- [WHAT THE EXERCISE ASKS] Copy the lines below as they are; omit the images they contain.

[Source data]
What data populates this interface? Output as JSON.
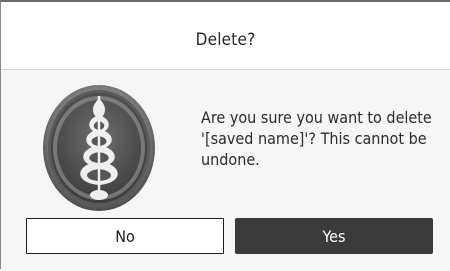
{
  "dialog": {
    "title": "Delete?",
    "message": "Are you sure you want to delete '[saved name]'? This cannot be undone.",
    "image": "latte-art-icon",
    "buttons": {
      "no_label": "No",
      "yes_label": "Yes"
    }
  },
  "colors": {
    "primary_button": "#3a3a3a",
    "background": "#f6f6f6",
    "header": "#ffffff"
  }
}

- [RESPONSE TO THE TASK]
What data populates this interface? Output as JSON.
{
  "dialog": {
    "title": "Delete?",
    "message": "Are you sure you want to delete '[saved name]'? This cannot be undone.",
    "image": "latte-art-icon",
    "buttons": {
      "no_label": "No",
      "yes_label": "Yes"
    }
  },
  "colors": {
    "primary_button": "#3a3a3a",
    "background": "#f6f6f6",
    "header": "#ffffff"
  }
}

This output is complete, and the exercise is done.